■ WHAT IS BEING ASKED
Extract every line between the one with "Give me the" and the end of the entries, both included, word for word and free of pictures.

Excerpts from an interface dataset:
——

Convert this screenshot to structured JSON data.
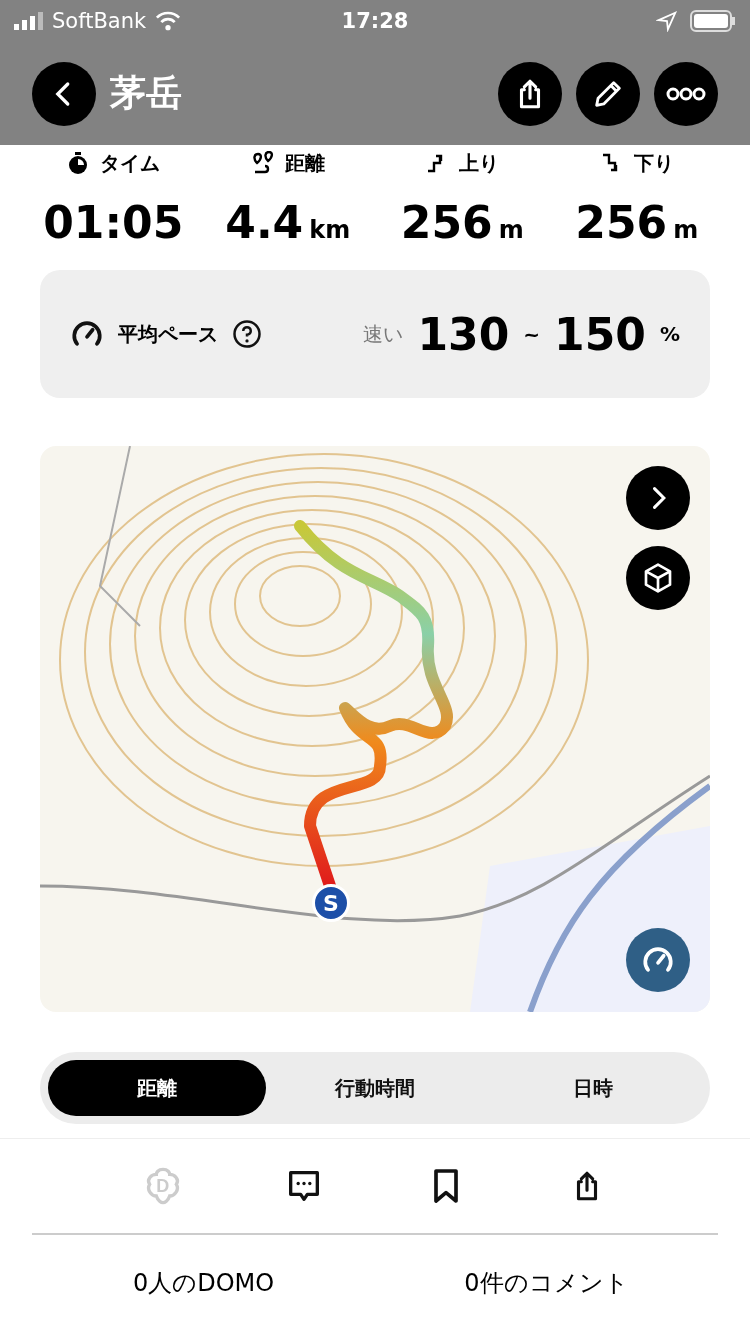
{
  "status_bar": {
    "carrier": "SoftBank",
    "time": "17:28"
  },
  "header": {
    "title": "茅岳"
  },
  "stats": [
    {
      "kind": "time",
      "label": "タイム",
      "value": "01:05"
    },
    {
      "kind": "distance",
      "label": "距離",
      "value": "4.4",
      "unit": "km"
    },
    {
      "kind": "ascent",
      "label": "上り",
      "value": "256",
      "unit": "m"
    },
    {
      "kind": "descent",
      "label": "下り",
      "value": "256",
      "unit": "m"
    }
  ],
  "pace": {
    "label": "平均ペース",
    "speed_label": "速い",
    "min": "130",
    "separator": "~",
    "max": "150",
    "unit": "%"
  },
  "map": {
    "start_marker": "S"
  },
  "tabs": [
    {
      "label": "距離",
      "selected": true
    },
    {
      "label": "行動時間",
      "selected": false
    },
    {
      "label": "日時",
      "selected": false
    }
  ],
  "toolbar": [
    {
      "kind": "domo",
      "glyph": "D",
      "active": false
    },
    {
      "kind": "comment"
    },
    {
      "kind": "bookmark"
    },
    {
      "kind": "share"
    }
  ],
  "counts": [
    "0人のDOMO",
    "0件のコメント"
  ]
}
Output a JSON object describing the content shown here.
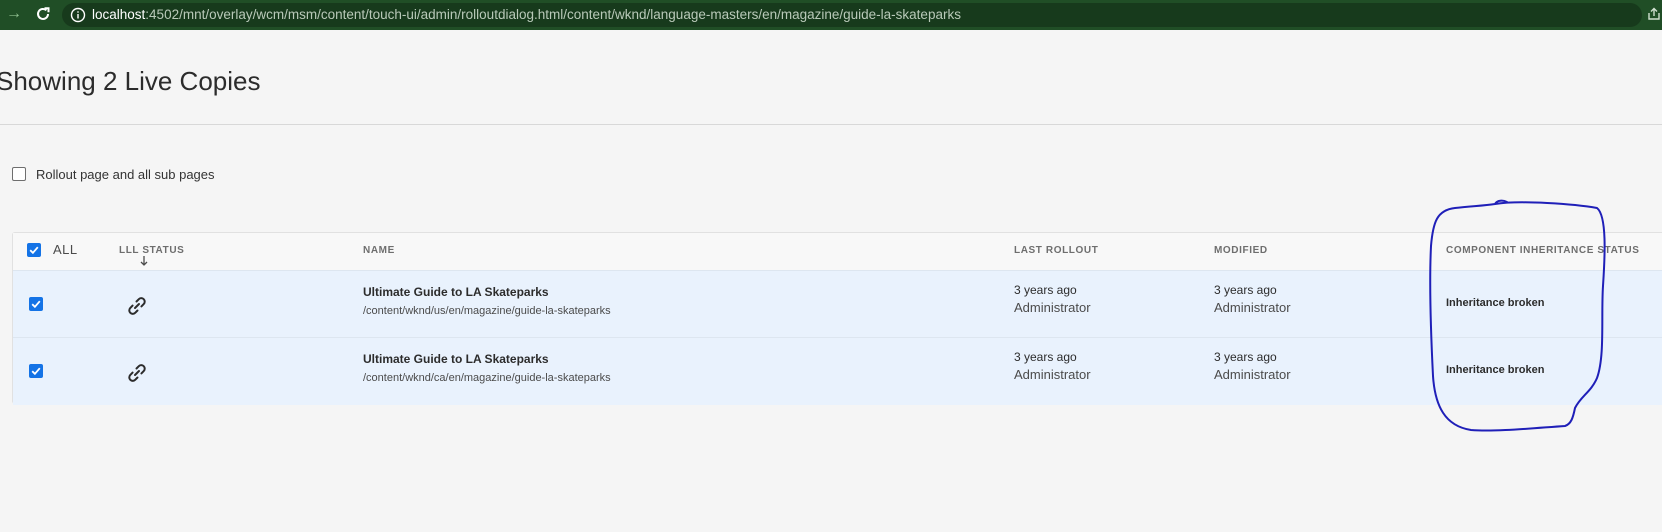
{
  "browser": {
    "url_host": "localhost",
    "url_rest": ":4502/mnt/overlay/wcm/msm/content/touch-ui/admin/rolloutdialog.html/content/wknd/language-masters/en/magazine/guide-la-skateparks"
  },
  "page": {
    "title": "Showing 2 Live Copies",
    "subpages_label": "Rollout page and all sub pages"
  },
  "table": {
    "all_label": "ALL",
    "columns": {
      "lll_status": "LLL STATUS",
      "name": "NAME",
      "last_rollout": "LAST ROLLOUT",
      "modified": "MODIFIED",
      "component_status": "COMPONENT INHERITANCE STATUS"
    },
    "rows": [
      {
        "title": "Ultimate Guide to LA Skateparks",
        "path": "/content/wknd/us/en/magazine/guide-la-skateparks",
        "last_rollout_time": "3 years ago",
        "last_rollout_user": "Administrator",
        "modified_time": "3 years ago",
        "modified_user": "Administrator",
        "status": "Inheritance broken"
      },
      {
        "title": "Ultimate Guide to LA Skateparks",
        "path": "/content/wknd/ca/en/magazine/guide-la-skateparks",
        "last_rollout_time": "3 years ago",
        "last_rollout_user": "Administrator",
        "modified_time": "3 years ago",
        "modified_user": "Administrator",
        "status": "Inheritance broken"
      }
    ]
  },
  "icons": {
    "back": "arrow-right-icon",
    "reload": "reload-icon",
    "info": "info-icon",
    "share": "share-icon",
    "sort": "sort-down-arrow-icon",
    "link": "link-icon",
    "checkbox": "checkmark-icon"
  },
  "colors": {
    "browser_bar": "#204e26",
    "accent_blue": "#1473e6",
    "selected_row": "#e9f2fd",
    "annotation_ink": "#1f1fb8"
  }
}
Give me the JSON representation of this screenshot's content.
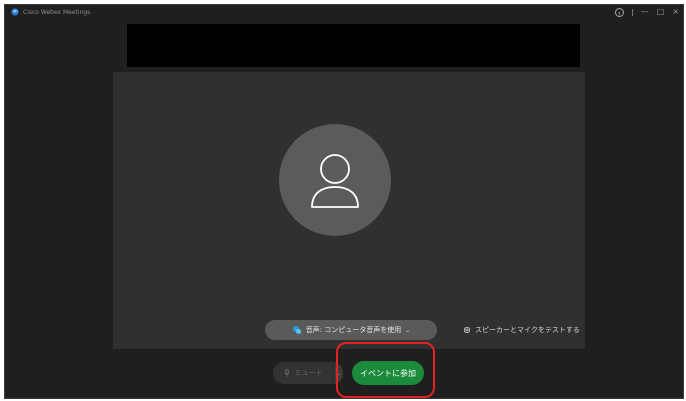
{
  "window": {
    "title": "Cisco Webex Meetings",
    "controls": {
      "help": "?",
      "minimize": "—",
      "maximize": "□",
      "close": "×"
    }
  },
  "preview": {
    "audio_button_label": "音声: コンピュータ音声を使用",
    "audio_button_chevron": "⌄",
    "speaker_test_label": "スピーカーとマイクをテストする"
  },
  "controls": {
    "mute_label": "ミュート",
    "mute_dropdown_chevron": "⌄",
    "join_label": "イベントに参加"
  },
  "colors": {
    "window_bg": "#1f1f1f",
    "video_bg": "#303030",
    "avatar_bg": "#5b5b5b",
    "join_green": "#1b8a3a",
    "highlight_red": "#e32222"
  }
}
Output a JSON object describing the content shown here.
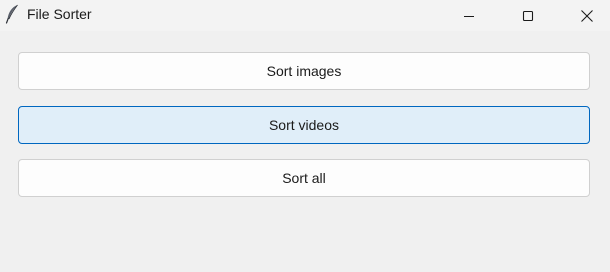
{
  "window": {
    "title": "File Sorter",
    "icon": "feather-icon",
    "controls": [
      "minimize-icon",
      "maximize-icon",
      "close-icon"
    ]
  },
  "buttons": [
    {
      "label": "Sort images",
      "state": "normal"
    },
    {
      "label": "Sort videos",
      "state": "hover"
    },
    {
      "label": "Sort all",
      "state": "normal"
    }
  ],
  "colors": {
    "window_background": "#f0f0f0",
    "button_background": "#fdfdfd",
    "button_border": "#d0d0d0",
    "hover_background": "#e0eef9",
    "hover_border": "#0067c0"
  }
}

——

■ ANSWER BOX
Give me the JSON representation of this screenshot's content.
{
  "window": {
    "title": "Cisco Webex Meetings",
    "controls": {
      "help": "?",
      "minimize": "—",
      "maximize": "□",
      "close": "×"
    }
  },
  "preview": {
    "audio_button_label": "音声: コンピュータ音声を使用",
    "audio_button_chevron": "⌄",
    "speaker_test_label": "スピーカーとマイクをテストする"
  },
  "controls": {
    "mute_label": "ミュート",
    "mute_dropdown_chevron": "⌄",
    "join_label": "イベントに参加"
  },
  "colors": {
    "window_bg": "#1f1f1f",
    "video_bg": "#303030",
    "avatar_bg": "#5b5b5b",
    "join_green": "#1b8a3a",
    "highlight_red": "#e32222"
  }
}
Output a JSON object describing the content shown here.
{
  "window": {
    "title": "File Sorter",
    "icon": "feather-icon",
    "controls": [
      "minimize-icon",
      "maximize-icon",
      "close-icon"
    ]
  },
  "buttons": [
    {
      "label": "Sort images",
      "state": "normal"
    },
    {
      "label": "Sort videos",
      "state": "hover"
    },
    {
      "label": "Sort all",
      "state": "normal"
    }
  ],
  "colors": {
    "window_background": "#f0f0f0",
    "button_background": "#fdfdfd",
    "button_border": "#d0d0d0",
    "hover_background": "#e0eef9",
    "hover_border": "#0067c0"
  }
}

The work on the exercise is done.